|Date Range||1600 - 1699|
|Material||Ground Mineral Pigment on Cotton|
|Collection||Rubin Museum of Art|
The Two Arhats Pantaka and Gopaka: likely from a set of eleven paintings. (See two paintings of a Maitreya and a Manjushri possibly by the same artist. Also see a selection of details comparing the three paintings).
Pantaka, the Elder (Tibetan: ne ten, lam ten. Sanskrit: Sthavira Pantaka. Wylie Tibetan: gnas brtan lam bstan). The 13th arhat from the set of Sixteen Great Arhats, principal students of Shakyamuni Buddha.
"In the Heavens of the Thirty-three is the noble elder Pantaka, surrounded by 900 arhats; homage to the One [performing] Dharma explication and holding a book." (Sakya liturgical text).
Gopaka, the Elder (Tibetan: ne ten, be che. Sanskrit: Sthavira Gopaka. Wylie Tibetan: gnas brtan sbed byed). The 15th arhat from the set of Sixteen Great Arhats.

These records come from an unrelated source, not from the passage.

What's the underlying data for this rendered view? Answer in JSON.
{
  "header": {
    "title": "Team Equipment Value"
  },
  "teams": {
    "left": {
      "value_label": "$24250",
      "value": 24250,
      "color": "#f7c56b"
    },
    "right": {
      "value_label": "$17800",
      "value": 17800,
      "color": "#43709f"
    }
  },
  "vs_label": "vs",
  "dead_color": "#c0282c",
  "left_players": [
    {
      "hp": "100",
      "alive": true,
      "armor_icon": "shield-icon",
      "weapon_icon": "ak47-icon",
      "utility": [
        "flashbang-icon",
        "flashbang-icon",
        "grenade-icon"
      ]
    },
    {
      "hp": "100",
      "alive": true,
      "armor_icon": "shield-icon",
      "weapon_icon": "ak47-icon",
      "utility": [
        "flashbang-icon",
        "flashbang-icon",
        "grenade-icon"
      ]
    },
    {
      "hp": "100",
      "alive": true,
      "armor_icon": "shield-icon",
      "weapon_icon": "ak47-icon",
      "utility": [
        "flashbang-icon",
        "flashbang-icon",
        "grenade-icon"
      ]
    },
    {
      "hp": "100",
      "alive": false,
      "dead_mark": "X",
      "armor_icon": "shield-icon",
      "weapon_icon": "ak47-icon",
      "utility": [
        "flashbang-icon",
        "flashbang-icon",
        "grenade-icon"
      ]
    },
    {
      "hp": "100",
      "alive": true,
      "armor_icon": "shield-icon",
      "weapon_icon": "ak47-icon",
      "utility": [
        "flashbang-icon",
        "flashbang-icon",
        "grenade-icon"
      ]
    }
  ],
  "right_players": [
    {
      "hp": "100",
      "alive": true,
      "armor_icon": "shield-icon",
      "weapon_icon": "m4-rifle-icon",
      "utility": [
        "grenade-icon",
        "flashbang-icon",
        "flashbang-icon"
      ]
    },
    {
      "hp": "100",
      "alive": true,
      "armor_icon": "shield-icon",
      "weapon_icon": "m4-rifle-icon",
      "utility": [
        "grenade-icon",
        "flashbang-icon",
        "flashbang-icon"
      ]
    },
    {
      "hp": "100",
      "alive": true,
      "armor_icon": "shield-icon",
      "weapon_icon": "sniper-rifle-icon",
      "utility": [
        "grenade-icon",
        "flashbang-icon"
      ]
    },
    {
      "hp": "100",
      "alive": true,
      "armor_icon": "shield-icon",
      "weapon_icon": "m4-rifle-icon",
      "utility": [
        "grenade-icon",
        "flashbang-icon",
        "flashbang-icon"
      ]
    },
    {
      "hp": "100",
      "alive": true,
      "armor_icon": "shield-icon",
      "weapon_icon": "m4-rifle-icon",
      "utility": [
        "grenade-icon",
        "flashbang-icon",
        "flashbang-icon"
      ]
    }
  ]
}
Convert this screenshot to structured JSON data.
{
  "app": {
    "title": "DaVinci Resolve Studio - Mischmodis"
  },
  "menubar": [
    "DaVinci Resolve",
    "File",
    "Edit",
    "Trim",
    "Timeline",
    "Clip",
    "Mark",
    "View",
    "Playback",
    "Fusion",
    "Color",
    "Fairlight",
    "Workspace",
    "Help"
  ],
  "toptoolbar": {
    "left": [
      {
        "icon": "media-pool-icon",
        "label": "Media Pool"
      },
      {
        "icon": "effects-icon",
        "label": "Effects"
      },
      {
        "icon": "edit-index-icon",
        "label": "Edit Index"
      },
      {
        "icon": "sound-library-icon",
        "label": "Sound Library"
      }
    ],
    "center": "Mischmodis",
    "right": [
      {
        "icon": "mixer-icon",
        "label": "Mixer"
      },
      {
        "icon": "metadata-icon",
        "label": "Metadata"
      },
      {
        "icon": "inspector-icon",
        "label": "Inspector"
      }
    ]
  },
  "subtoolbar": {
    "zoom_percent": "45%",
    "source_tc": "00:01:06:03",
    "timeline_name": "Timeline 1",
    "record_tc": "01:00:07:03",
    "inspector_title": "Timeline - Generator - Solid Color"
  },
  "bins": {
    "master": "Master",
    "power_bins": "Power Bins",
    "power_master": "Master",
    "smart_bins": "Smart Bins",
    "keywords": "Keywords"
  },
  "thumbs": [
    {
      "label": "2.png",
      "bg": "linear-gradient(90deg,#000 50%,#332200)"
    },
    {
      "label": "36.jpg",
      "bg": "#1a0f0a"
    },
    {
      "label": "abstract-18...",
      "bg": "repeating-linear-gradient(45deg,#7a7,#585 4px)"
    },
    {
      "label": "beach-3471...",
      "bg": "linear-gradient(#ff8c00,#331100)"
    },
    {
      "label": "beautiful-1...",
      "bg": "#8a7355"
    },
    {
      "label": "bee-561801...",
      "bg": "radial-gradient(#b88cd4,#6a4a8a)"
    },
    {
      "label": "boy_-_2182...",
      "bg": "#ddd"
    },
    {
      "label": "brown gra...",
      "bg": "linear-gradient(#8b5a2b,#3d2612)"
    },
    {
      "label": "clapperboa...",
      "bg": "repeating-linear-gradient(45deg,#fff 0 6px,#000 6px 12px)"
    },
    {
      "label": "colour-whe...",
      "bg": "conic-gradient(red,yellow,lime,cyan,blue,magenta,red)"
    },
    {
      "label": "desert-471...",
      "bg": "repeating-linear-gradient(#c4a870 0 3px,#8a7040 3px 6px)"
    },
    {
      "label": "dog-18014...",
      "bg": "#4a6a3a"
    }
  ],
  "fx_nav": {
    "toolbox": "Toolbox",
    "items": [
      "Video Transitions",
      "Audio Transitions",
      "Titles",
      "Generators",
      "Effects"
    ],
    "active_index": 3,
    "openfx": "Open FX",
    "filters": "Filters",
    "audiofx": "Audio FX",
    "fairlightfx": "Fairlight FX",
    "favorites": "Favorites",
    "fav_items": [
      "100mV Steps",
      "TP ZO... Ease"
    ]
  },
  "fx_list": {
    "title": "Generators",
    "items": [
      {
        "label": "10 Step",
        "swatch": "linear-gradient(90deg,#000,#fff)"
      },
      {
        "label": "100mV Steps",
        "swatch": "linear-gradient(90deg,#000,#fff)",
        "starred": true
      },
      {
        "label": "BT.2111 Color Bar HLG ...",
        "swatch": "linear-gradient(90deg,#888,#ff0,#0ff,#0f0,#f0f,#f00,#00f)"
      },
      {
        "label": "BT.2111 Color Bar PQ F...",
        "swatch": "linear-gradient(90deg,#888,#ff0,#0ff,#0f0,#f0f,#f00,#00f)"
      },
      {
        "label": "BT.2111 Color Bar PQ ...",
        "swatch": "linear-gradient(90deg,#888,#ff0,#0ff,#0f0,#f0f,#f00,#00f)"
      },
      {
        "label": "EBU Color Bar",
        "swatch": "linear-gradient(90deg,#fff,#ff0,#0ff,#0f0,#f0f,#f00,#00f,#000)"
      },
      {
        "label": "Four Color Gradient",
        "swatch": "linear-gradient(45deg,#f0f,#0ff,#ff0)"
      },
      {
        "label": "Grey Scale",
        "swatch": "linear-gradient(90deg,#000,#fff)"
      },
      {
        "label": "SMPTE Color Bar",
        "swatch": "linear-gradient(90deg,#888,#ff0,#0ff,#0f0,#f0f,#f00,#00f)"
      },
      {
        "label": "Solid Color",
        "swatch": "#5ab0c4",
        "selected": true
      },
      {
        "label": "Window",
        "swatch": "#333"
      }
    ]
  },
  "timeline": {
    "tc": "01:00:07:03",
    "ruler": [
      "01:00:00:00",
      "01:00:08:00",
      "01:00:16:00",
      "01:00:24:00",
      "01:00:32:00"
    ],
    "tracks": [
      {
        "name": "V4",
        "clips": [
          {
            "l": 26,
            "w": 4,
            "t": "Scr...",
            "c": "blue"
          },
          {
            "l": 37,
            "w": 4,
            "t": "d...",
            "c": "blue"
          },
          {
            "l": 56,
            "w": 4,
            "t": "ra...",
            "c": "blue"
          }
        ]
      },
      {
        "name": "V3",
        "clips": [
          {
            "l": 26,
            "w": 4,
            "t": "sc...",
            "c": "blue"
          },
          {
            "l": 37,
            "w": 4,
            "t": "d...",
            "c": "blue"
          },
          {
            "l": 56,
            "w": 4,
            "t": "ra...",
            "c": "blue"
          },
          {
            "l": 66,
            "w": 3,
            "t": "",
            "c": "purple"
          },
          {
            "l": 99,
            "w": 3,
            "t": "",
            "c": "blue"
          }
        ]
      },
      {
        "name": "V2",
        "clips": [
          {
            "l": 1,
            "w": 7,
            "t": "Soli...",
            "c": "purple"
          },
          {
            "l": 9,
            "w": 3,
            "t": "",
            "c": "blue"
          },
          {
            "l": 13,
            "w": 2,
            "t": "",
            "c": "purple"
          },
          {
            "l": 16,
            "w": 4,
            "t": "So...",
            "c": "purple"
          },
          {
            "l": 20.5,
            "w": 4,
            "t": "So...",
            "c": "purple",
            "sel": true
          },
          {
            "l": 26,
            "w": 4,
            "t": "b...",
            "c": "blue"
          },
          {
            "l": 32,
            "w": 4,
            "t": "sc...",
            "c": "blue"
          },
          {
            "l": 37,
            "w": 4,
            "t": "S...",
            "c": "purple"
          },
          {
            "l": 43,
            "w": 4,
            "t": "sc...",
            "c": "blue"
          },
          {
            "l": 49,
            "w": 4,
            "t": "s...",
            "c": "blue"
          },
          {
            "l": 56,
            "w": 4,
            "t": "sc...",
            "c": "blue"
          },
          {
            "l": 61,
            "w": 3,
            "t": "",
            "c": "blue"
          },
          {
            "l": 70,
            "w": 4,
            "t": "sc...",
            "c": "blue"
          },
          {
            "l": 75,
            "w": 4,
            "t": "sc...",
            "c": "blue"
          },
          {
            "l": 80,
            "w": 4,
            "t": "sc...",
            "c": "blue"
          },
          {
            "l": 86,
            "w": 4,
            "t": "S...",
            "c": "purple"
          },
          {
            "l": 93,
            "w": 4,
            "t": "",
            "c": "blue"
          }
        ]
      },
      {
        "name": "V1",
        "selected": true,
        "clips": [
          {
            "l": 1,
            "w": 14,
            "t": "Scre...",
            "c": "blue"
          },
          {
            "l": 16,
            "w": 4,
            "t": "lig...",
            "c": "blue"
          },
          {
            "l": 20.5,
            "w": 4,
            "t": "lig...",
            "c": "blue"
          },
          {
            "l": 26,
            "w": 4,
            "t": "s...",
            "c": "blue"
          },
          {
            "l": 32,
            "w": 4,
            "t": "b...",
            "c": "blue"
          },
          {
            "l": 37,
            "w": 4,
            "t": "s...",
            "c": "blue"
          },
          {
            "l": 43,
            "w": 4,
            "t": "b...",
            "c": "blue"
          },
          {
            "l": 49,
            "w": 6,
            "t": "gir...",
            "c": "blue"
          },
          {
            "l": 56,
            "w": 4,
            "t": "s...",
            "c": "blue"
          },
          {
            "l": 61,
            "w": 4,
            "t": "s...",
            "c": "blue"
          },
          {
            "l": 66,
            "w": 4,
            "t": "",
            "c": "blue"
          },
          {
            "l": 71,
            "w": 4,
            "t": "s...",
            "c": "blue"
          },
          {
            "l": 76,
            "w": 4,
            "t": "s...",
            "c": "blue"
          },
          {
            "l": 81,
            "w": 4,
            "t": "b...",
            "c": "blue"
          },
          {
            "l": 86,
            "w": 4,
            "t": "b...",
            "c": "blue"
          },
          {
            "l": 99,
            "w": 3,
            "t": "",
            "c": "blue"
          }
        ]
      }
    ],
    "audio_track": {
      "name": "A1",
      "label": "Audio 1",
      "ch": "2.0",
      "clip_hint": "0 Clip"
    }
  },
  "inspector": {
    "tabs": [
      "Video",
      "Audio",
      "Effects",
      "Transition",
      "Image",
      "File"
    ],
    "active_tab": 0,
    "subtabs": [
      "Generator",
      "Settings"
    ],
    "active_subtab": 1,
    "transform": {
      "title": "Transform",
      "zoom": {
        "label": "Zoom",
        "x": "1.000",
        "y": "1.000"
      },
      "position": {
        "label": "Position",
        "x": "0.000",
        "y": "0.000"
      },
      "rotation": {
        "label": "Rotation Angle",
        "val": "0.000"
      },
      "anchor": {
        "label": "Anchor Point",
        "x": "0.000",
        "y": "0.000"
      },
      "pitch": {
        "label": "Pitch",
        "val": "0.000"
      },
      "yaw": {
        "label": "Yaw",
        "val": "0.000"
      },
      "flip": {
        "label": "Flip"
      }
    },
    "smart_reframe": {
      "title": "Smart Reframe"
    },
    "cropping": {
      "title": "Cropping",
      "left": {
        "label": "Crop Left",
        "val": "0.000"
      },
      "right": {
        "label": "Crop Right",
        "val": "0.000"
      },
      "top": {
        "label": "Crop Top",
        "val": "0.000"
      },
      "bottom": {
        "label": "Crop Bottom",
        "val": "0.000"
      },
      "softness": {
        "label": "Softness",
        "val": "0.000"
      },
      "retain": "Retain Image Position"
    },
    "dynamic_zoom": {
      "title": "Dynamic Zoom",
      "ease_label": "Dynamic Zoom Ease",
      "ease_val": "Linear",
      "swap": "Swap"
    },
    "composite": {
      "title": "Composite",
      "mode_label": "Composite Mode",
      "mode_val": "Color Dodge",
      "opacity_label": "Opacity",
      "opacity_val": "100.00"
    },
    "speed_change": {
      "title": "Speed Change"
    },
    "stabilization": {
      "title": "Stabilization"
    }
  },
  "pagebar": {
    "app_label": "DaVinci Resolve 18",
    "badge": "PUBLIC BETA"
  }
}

"On the king of mountains, Bihula, is the noble elder Gopaka, surrounded by 1,400 arhats; homage to the One holding a book with the two hands." (Sakya liturgical text).
The Sixteen Great Arhats are generally painted as a set. The full group would include the buddha Shakyamuni, the two principal students Shariputra and Maudgalyayana, the sixteen arhats, the attendant Dharmatala, the patron Hvashang and the Four Guardians of the Directions - Vaishravana, Virupaksha, Dritarashtra and Virudhaka. The total number of figures in the composition is twenty-five (25). In the largest sets of paintings each figure is depicted within a single composition except for Shariputra and Maudgalyayana. These two are shown standing to the right and left of the Buddha. In this, the largest set of painted compositions the number of works is twenty-three (23).
The next most common way of presenting the arhats is in a nine painting set. Each arhat is doubled up with another arhat in a single composition. Then, the attendant and patron are each paired with two Guardian Kings making for three figures in the last two of the paintings in the nine painting set. The image above of the painting of Pantaka and Gopaka is likely from a nine painting set.
The arhats can be found in sets of eleven paintings, five, and three compositions. It is also to have Shakyamuni Buddha at the center of a painting with the two principal students, Sixteen Arhats and other figures in a single painted composition.
Jeff Watt 9-2009